'To see what is in front of one's nose needs a constant struggle.' A selection of George Orwell's prescient, clear-eyed and stimulating writing on the subjects of truth and lies. With an introduction by Alan Johnson.
A selection of George Orwell's prescient, clear-eyed and stimulating writing on the subjects of truth and lies. With an introduction by Alan Johnson.
'Freedom is the freedom to say that two plus two equals four. If that is granted, all else follows.'
This selection of George Orwell’s writing, from both his novels and non-fiction, gathers together his thoughts on the subject of truth. It ranges from discussion of personal honesty and morality, to freedom of speech and political propaganda. Orwell’s unique clarity of thought and illuminating scepticism provide the perfect defence against our post-truth world of fake news and confusion.
'The further a society drifts from the truth, the more it will hate those that speak it.'
Includes an introduction by Alan Johnson and passages from Burmese Days, The Road to Wigan Pier, Coming Up for Air, The Lion and the Unicorn, Animal Farm, Nineteen Eighty-Four, Orwell’s letters, war-time diary, criticism and essays including ‘Fascism and Democracy’, ‘Culture and Democracy’, ‘Looking Back on the Spanish War’, ‘As I Please’, ‘Notes on Nationalism’, ‘The Prevention of Literature’, ‘Politics and the English Language’ and ‘Why I Write’.
“He was more than just a great writer. We need him today because of his passion for the truth’”
“Orwell remains the gold standard by which everyone else’s efforts should be judged”

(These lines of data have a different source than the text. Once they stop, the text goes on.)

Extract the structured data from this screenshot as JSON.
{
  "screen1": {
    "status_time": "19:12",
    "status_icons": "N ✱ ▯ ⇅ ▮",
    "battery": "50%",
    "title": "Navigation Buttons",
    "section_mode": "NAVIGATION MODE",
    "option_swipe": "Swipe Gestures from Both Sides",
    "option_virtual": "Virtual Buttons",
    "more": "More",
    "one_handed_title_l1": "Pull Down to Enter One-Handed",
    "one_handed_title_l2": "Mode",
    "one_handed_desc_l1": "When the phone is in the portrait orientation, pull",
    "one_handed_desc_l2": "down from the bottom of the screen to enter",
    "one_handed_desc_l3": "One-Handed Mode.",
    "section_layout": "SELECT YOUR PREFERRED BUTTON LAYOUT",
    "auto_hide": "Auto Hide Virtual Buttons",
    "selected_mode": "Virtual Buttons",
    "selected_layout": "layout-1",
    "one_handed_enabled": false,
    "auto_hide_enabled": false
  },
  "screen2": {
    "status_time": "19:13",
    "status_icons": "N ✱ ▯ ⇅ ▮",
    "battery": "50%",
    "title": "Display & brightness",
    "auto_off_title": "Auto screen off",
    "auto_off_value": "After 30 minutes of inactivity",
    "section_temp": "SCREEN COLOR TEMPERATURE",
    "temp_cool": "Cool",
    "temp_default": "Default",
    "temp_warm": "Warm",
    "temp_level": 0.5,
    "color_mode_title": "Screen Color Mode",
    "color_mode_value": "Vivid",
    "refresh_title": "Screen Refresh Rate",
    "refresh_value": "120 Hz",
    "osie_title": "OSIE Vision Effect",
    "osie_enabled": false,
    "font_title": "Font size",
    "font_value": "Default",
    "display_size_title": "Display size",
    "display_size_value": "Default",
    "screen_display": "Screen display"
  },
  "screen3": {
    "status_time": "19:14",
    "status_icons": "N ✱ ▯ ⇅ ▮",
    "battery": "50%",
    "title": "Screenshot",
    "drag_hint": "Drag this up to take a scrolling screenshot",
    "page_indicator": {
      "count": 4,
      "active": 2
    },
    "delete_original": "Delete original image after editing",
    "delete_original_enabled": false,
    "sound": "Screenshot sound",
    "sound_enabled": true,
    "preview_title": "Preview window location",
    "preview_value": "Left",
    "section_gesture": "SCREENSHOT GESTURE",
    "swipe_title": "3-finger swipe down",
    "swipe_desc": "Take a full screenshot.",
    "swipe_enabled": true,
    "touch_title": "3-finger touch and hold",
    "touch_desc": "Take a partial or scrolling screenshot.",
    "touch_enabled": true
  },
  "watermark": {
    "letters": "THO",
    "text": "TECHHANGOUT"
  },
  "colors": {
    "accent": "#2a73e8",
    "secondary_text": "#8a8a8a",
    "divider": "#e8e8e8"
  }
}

“A writer who is still vividly contemporary … Orwell told the truth”
“The greatest writer of the twentieth century”
“He made it his business to tell the truth at a time when many contemporaries believed that history had ordained the lie … His work endures, as lucid and vigorous as the day it was written”
“Orwell saw … that the act of falsifying reality is only secondarily a way of changing perceptions. It is, above all, a way of asserting power”
Adam Gopnik, New Yorker
“[Orwell fought] the evils of the world and the weakness of his body to the day of his death, always striving, striving to tell the truth about what he saw and what he felt”
Nicholas Walter, Anarchy: A Journal of Anarchist Ideas